We hypothesized that high consumption of Yerba Mate may have a negative impact on bone mineral density due to its caffeine content. To test our hypothesis, we compared the mineral density of the lumbar spine and femoral neck of women who drank Yerba Mate tea with women who did not.

Fragments of sections


This is a cross-sectional, observational study. Data on sedentary postmenopausal women were obtained from a large Osteoporosis Prevention, Diagnosis and Treatment Clinic, which is a branch of the Provincial Chronic Disease Program. The study was planned and conducted in full compliance with the applicable version of the Declaration of Helsinki. The protocol was reviewed and approved by the Research and Education Commission of the Obra Social de Empleados Públicos of Mendoza,


There were no significant differences in age, time since menopause, height, weight, and calcium intake between Yerba Mate drinkers and non-drinkers. Although in a standard nutritional examination we did not find significant differences in dietary habits (other than drinking Yerba Mate), average energy intake or proportions of the diet composition of carbohydrates, lipids and proteins between the groups, BMI was 1.1 kg/m2  higher  in the Yerba Mate group drinkers than in the control group. No significant difference was found for calcium

Main results

Consumption of Yerba Mate in the form of  mate cebado  was associated with higher BMD in both the lumbar spine and femoral neck. The linear relationship between BMD at the lumbar spine and BMD at the femoral neck was not significantly different in Yerba Mate drinkers than in the control group, suggesting a similar effect at both sites. In multiple regression analysis, only BMI and Yerba Mate consumption had a significant positive effect on BMD. These results indicate that our original hypothesis that Yerba


Chronic consumption of Yerba Mate as  mate cebado  was associated with higher BMD in the lumbar spine and femoral neck, suggesting a protective effect of this tea on the bone mass of postmenopausal women.

Disclosure Statement

The authors declare no conflict of interest in connection with this work. In particular, none of them has any past or present connection with the Yerba Mate industry.

The role of the financing source

The authors declare that the funding source (Obra Social de Empleados Públicos, Mendoza, Argentina) had no role in the study design, data collection, analysis or interpretation, neither in the writing of the report nor in the decision to submit it for publication.


The skilled assistance of technicians María Angélica Andrada and Patricia F. Ortiz was gratefully acknowledged. William T. Miller, BS, MTh, kindly corrected the English text of an earlier version of this article. Bone density measurements and biochemical assays were paid in part by Obra Social de Empleados Públicos, Mendoza, Argentina.

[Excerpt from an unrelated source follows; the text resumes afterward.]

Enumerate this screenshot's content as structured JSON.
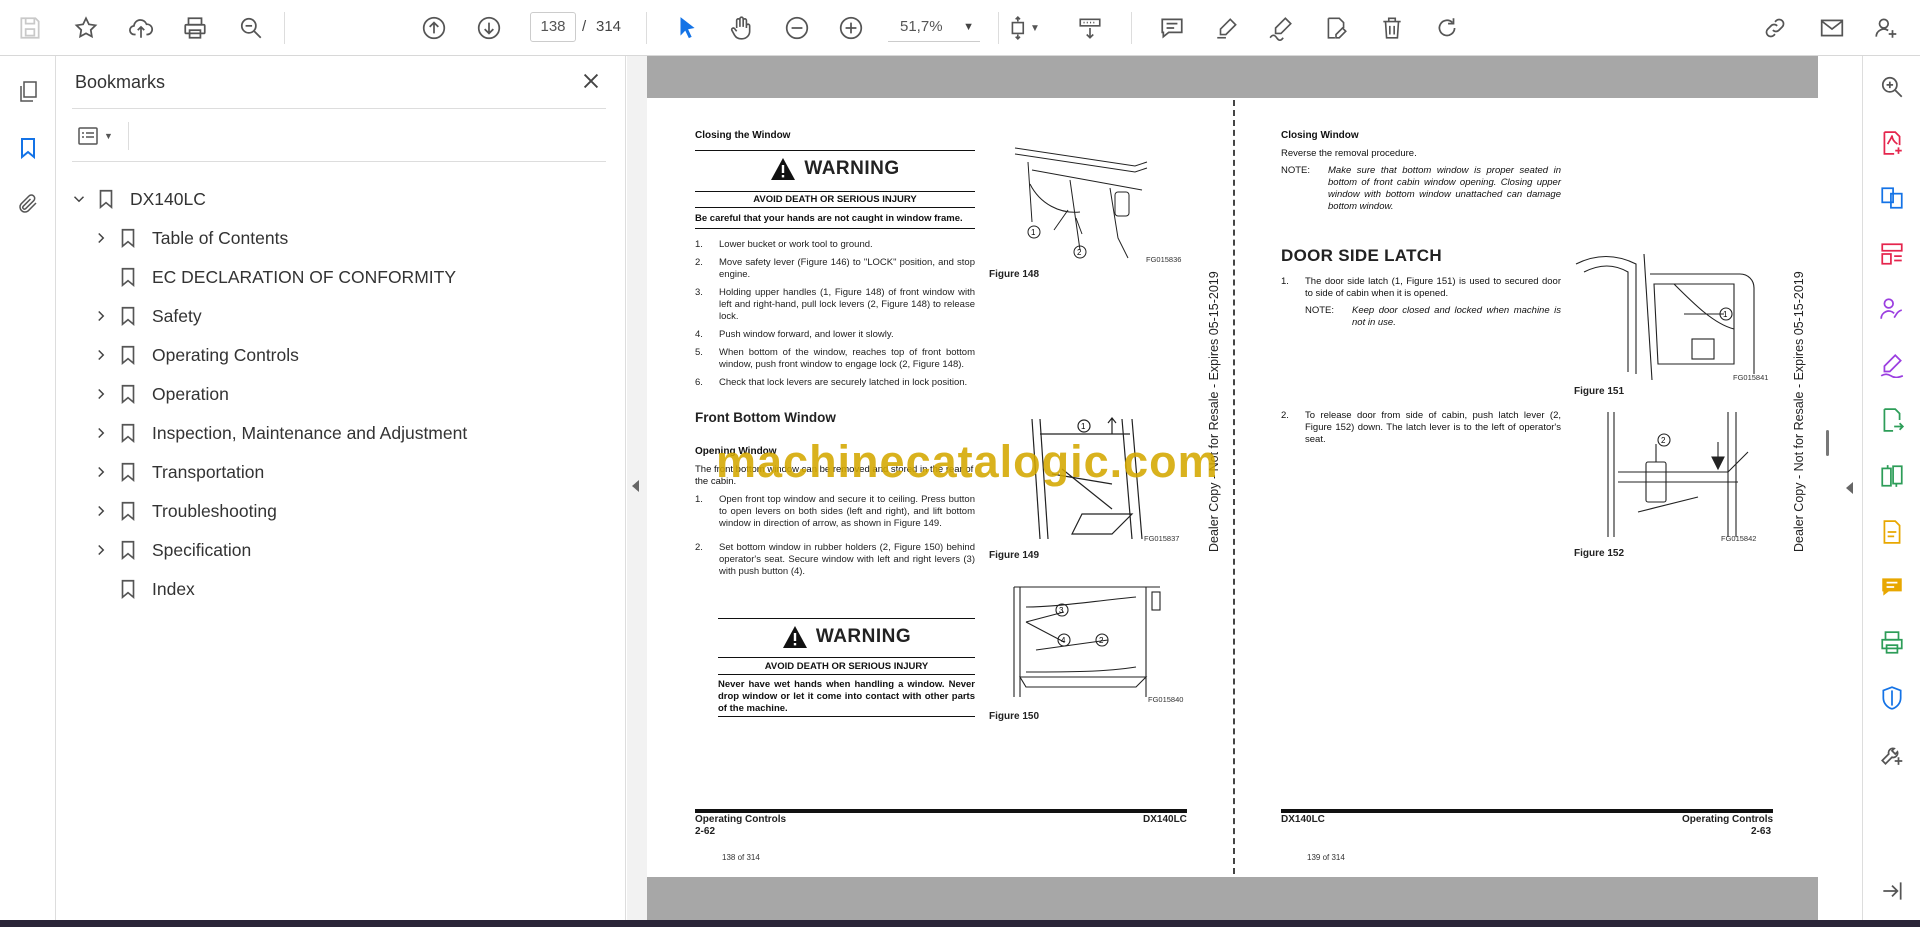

The content on the website comes from ScienceDirect and has been translated into Polish.

Link to source –